Saturday, June 4, 2011

A Big Enough Lever

How does one help the homeless, I wonder? Not too long ago, I showed up in Occidental Park in Pioneer Square with several sacks of Arby's Roast Beef sandwiches, and handed them out to the homeless there. I've done this on a couple of occasions, but I find myself wondering what, if anything, that I have actually accomplished. Yes, I understand that providing a meal, even a small one, to someone who didn't know where their next meal was going to come from is to so them a service, but I can't get away from the feeling that it helps me more than it helps them.

And thus, I feel selfish.

But I suppose that this is the issue with such a large problem. What really CAN you do to even make a dent in it? The people that I gave sandwiches to... they're still out there, more than likely, sleeping in doorways and on park benches. And likely, many of them have gone to sleep hungry. And if they're lucky, that's the worst of their problems.

And I understand why so many people simply disengage.

Working at this in a singular way doesn't do what you want it to do. It doesn't give you the feeling that you're making things better. It's simply too big for that. And so instead, it simply reminds you of how large the issue is, and how small you are.

But they tell you that one person can change the world.

And so I'll do it again sometime. But I don't know that I understand why. I'm just being stubborn, I guess, and refusing to give into the intellectual idea that it doesn't make a difference. That the world isn't any different than it was before I went down there. Perhaps that's what it takes to change the world. The stubborn refusal to let it sink in that the world is too large for you to change it. I don't know. I guess I'm okay with not changing the world, at least to some degree. But to another degree, I'm not okay with it. I want the world to change, and so I tilt at windmills in what I know to be a vain attempt to change it. And I'm frustrated when I think about it, and discontent when I don't. But still, I'll do it again. And maybe again. And perhaps again after that. I'm not sure that I'll ever be okay with it.

Maybe it's that tension that changes the world.

Wednesday, June 1, 2011

Working For A Living

Over the weekend I did some shopping, and found myself at the J. C. Penny store in Bellevue Square mall. I have fairly pedestrian tastes in clothing, so it works about as well for me as any other store does if I can't happen to pick up what I might need from Costco.

The woman who rang me up was a remarkably pleasant Chinese national who gave her name as "Sunny." (I find it a touch annoying that she felt the need to adopt a name easier for Americans to say.

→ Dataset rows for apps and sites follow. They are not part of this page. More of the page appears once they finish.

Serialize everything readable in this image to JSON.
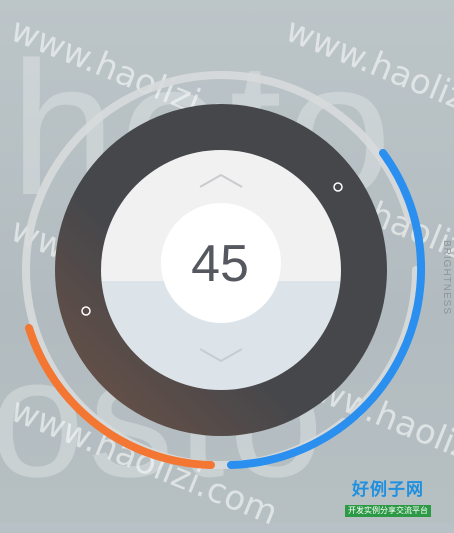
{
  "thermostat": {
    "value": "45",
    "side_label": "BRIGHTNESS"
  },
  "background": {
    "text_line1": "hoto",
    "text_line2": "osto"
  },
  "watermark": {
    "text": "www.haolizi.com"
  },
  "site_badge": {
    "title": "好例子网",
    "subtitle": "开发实例分享交流平台"
  },
  "colors": {
    "dial_ring": "#46474b",
    "inner_top": "#f1f1f2",
    "inner_bottom": "#dce4ea",
    "arc_blue": "#2a8fef",
    "arc_orange": "#f37733",
    "track": "#d8dadb"
  },
  "icons": {
    "up": "chevron-up-icon",
    "down": "chevron-down-icon"
  }
}
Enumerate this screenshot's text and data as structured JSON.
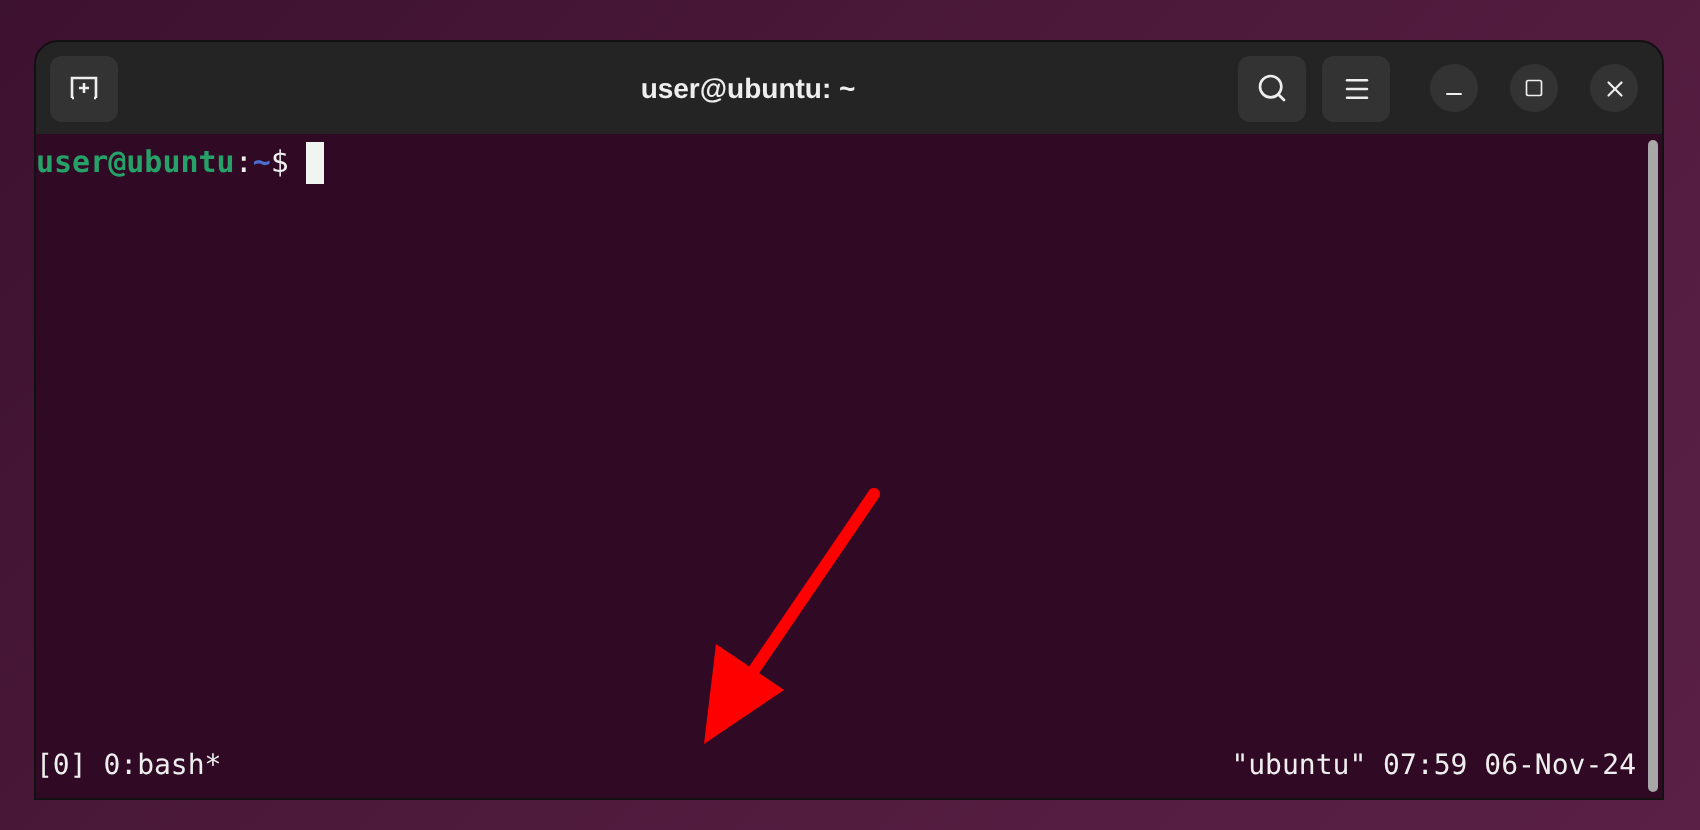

You'd think a culture that has mandatory schooling for 12 years could manage to teach people how to navigate names that don't originate from reality television or English literature.) From the way she spoke, interacted and carried herself, it was pretty clear to me that she was vastly "overqualified" to be working in retail.In my experience, it's fairly easy to spot an American who feels that they're underemployed in a retail job, especially if they're young. They're the type who wouldn't take the job seriously if you put a gun to their heads. They ignore customers, don't bother to be polite when they do speak to you and generally act as if this whole working thing was little more than a obstacle between them and their time with their friends.

Sunny, on the other hand, was serious like a heart attack. She understood what her job was, and whether or not she felt it was beneath her, she was going to do what it took to do it right.

Her dedication to what I suspect was a fairly straightforward job started me thinking. For many of us here in the United States, work is something we do, and sometimes we do it unwillingly. Like so many other things in our lives, our work is about us, not in the sense that its a part of our lives that's intended to make our lives better, but that we expect it to directly serve us, and what we want out of life. And so we don't take it for what it is. We've done so much to make work into a four-letter word that perhaps we've lost sight of the fact that it doesn't have to be one. Sometimes, it's just work, and it needs to be done and if it's worth doing, it's worth doing right.